=== Problem description ===
Below are some entries. Copy each line in them that holds "Illustration".

=== Input for this task ===
****************************************
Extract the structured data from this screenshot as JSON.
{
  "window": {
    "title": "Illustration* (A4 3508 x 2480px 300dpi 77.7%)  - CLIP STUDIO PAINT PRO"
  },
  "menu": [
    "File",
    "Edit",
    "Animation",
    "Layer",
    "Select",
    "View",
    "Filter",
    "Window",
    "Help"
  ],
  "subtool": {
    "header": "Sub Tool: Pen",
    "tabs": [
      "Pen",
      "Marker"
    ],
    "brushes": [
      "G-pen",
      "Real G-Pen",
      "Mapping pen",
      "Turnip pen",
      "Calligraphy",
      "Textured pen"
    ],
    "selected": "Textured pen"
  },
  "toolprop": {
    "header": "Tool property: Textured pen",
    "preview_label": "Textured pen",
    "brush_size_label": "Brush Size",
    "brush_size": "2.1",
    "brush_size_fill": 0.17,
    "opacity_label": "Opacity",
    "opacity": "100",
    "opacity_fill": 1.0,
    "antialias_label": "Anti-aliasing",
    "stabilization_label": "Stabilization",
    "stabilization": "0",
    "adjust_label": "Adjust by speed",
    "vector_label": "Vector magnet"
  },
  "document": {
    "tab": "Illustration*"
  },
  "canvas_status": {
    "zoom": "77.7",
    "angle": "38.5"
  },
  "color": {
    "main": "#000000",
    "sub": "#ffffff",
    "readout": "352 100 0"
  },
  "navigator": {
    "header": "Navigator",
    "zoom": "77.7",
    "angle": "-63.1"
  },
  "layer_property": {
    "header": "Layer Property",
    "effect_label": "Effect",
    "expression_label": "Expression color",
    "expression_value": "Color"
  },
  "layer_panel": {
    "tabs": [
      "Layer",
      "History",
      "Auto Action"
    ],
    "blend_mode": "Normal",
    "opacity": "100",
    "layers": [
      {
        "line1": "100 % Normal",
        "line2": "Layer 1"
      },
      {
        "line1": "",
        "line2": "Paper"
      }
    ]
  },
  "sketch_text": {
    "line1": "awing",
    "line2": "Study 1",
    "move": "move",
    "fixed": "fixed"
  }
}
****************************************
=== Task answer ===
    "title": "Illustration* (A4 3508 x 2480px 300dpi 77.7%)  - CLIP STUDIO PAINT PRO"
    "tab": "Illustration*"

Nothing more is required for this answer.